(Beginning of Listed records)
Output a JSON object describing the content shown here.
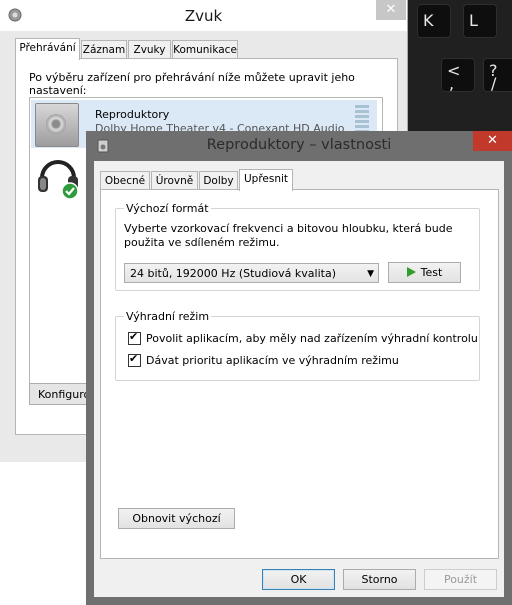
{
  "keyboard": {
    "keys": [
      "K",
      "L",
      "<",
      ",",
      "?",
      "/"
    ]
  },
  "sound_window": {
    "title": "Zvuk",
    "close_glyph": "✕",
    "tabs": [
      "Přehrávání",
      "Záznam",
      "Zvuky",
      "Komunikace"
    ],
    "description": "Po výběru zařízení pro přehrávání níže můžete upravit jeho nastavení:",
    "devices": [
      {
        "name": "Reproduktory",
        "detail": "Dolby Home Theater v4 - Conexant HD Audio",
        "icon": "speaker-icon"
      },
      {
        "name": "",
        "detail": "",
        "icon": "headphones-default-icon"
      }
    ],
    "configure_label": "Konfigurovat"
  },
  "properties_dialog": {
    "title": "Reproduktory – vlastnosti",
    "close_glyph": "✕",
    "tabs": [
      "Obecné",
      "Úrovně",
      "Dolby",
      "Upřesnit"
    ],
    "active_tab": "Upřesnit",
    "default_format": {
      "group_title": "Výchozí formát",
      "description_line1": "Vyberte vzorkovací frekvenci a bitovou hloubku, která bude",
      "description_line2": "použita ve sdíleném režimu.",
      "selected_format": "24 bitů, 192000 Hz (Studiová kvalita)",
      "test_label": "Test"
    },
    "exclusive_mode": {
      "group_title": "Výhradní režim",
      "options": [
        {
          "label": "Povolit aplikacím, aby měly nad zařízením výhradní kontrolu",
          "checked": true
        },
        {
          "label": "Dávat prioritu aplikacím ve výhradním režimu",
          "checked": true
        }
      ]
    },
    "restore_defaults_label": "Obnovit výchozí",
    "buttons": {
      "ok": "OK",
      "cancel": "Storno",
      "apply": "Použít"
    }
  },
  "colors": {
    "close_red": "#c0392b",
    "selection_blue": "#dbe9f7",
    "test_green": "#2f9e2f"
  }
}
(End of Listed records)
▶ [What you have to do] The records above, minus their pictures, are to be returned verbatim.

▶ [Task result]
Output a JSON object describing the content shown here.
{
  "keyboard": {
    "keys": [
      "K",
      "L",
      "<",
      ",",
      "?",
      "/"
    ]
  },
  "sound_window": {
    "title": "Zvuk",
    "close_glyph": "✕",
    "tabs": [
      "Přehrávání",
      "Záznam",
      "Zvuky",
      "Komunikace"
    ],
    "description": "Po výběru zařízení pro přehrávání níže můžete upravit jeho nastavení:",
    "devices": [
      {
        "name": "Reproduktory",
        "detail": "Dolby Home Theater v4 - Conexant HD Audio",
        "icon": "speaker-icon"
      },
      {
        "name": "",
        "detail": "",
        "icon": "headphones-default-icon"
      }
    ],
    "configure_label": "Konfigurovat"
  },
  "properties_dialog": {
    "title": "Reproduktory – vlastnosti",
    "close_glyph": "✕",
    "tabs": [
      "Obecné",
      "Úrovně",
      "Dolby",
      "Upřesnit"
    ],
    "active_tab": "Upřesnit",
    "default_format": {
      "group_title": "Výchozí formát",
      "description_line1": "Vyberte vzorkovací frekvenci a bitovou hloubku, která bude",
      "description_line2": "použita ve sdíleném režimu.",
      "selected_format": "24 bitů, 192000 Hz (Studiová kvalita)",
      "test_label": "Test"
    },
    "exclusive_mode": {
      "group_title": "Výhradní režim",
      "options": [
        {
          "label": "Povolit aplikacím, aby měly nad zařízením výhradní kontrolu",
          "checked": true
        },
        {
          "label": "Dávat prioritu aplikacím ve výhradním režimu",
          "checked": true
        }
      ]
    },
    "restore_defaults_label": "Obnovit výchozí",
    "buttons": {
      "ok": "OK",
      "cancel": "Storno",
      "apply": "Použít"
    }
  },
  "colors": {
    "close_red": "#c0392b",
    "selection_blue": "#dbe9f7",
    "test_green": "#2f9e2f"
  }
}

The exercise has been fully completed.